■ WORK ORDER
Supply the number of lines below containing "Start", nothing else.

(Interface dataset entries)
• • • • •

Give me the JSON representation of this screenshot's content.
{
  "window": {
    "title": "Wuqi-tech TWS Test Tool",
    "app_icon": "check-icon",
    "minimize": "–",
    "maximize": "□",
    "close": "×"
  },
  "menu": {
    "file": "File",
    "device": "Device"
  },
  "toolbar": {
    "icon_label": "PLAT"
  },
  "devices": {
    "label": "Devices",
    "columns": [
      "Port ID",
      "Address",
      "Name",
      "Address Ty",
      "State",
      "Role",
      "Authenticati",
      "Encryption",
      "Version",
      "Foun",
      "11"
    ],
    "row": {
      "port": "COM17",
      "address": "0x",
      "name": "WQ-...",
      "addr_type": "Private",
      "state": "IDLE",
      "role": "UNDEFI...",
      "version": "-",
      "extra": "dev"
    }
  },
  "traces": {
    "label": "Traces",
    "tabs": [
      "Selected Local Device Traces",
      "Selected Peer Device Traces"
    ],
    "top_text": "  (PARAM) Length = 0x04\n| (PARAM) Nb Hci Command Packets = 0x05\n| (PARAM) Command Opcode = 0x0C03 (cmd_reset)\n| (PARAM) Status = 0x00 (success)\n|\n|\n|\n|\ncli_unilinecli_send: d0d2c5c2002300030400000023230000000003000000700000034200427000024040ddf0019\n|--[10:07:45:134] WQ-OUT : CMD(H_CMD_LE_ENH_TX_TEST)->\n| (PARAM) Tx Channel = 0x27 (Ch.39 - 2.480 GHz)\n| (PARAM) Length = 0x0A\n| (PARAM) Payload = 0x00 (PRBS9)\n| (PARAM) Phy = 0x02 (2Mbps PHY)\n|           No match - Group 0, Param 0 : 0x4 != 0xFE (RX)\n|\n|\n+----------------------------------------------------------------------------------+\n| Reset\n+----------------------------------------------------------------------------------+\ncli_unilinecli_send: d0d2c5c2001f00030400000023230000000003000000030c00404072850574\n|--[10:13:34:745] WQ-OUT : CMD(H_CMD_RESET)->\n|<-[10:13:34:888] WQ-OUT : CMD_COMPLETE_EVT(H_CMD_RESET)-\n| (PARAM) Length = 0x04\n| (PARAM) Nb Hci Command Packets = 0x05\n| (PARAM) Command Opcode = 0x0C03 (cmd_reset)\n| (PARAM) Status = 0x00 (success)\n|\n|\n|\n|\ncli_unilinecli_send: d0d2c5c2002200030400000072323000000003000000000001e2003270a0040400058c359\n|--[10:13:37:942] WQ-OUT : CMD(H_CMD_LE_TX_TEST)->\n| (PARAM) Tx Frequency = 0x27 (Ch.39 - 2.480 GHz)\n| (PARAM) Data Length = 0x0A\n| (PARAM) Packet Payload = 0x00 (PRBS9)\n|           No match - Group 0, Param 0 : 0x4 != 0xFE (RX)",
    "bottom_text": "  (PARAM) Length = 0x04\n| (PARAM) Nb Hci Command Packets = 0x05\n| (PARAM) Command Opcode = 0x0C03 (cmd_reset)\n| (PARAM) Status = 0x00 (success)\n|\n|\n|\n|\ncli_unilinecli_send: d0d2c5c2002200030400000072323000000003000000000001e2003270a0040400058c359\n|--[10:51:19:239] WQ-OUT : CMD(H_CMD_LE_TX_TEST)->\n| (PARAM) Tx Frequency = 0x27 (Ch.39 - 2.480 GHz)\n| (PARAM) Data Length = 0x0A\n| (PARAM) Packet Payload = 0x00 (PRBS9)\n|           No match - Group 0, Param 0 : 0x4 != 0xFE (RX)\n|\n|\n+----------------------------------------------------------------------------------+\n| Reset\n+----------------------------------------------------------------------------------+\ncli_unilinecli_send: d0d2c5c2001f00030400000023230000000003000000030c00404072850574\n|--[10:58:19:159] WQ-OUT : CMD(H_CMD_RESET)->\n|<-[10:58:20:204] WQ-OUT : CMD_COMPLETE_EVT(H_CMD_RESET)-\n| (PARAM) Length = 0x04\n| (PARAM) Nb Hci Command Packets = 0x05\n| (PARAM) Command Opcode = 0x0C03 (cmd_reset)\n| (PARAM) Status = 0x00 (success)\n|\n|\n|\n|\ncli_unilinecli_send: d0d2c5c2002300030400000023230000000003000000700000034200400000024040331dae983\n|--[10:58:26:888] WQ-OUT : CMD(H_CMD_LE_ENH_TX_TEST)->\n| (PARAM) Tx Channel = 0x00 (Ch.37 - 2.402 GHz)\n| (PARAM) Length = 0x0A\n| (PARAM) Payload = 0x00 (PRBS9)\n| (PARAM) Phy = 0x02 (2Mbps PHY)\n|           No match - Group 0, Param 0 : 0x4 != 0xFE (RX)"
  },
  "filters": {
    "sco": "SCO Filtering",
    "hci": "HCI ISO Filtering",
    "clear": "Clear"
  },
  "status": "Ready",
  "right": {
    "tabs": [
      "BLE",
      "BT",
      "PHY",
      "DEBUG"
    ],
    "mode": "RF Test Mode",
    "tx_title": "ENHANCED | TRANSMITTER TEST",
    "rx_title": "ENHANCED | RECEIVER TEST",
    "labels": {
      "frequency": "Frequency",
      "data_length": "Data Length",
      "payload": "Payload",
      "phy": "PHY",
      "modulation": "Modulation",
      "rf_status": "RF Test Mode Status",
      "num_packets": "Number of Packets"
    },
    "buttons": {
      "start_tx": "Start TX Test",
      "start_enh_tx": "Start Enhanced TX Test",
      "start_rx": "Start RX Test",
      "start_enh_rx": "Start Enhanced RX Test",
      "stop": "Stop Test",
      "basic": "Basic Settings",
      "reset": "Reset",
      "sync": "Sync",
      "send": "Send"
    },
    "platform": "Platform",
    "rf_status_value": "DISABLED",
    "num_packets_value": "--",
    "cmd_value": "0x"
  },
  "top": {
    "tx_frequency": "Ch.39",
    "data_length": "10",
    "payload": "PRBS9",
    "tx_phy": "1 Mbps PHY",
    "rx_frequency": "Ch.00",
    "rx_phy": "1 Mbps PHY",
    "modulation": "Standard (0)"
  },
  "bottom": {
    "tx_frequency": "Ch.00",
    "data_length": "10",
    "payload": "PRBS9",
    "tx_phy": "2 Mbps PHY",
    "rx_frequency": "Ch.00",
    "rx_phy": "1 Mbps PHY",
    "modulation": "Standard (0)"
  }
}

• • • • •

■ TASK ANSWER
4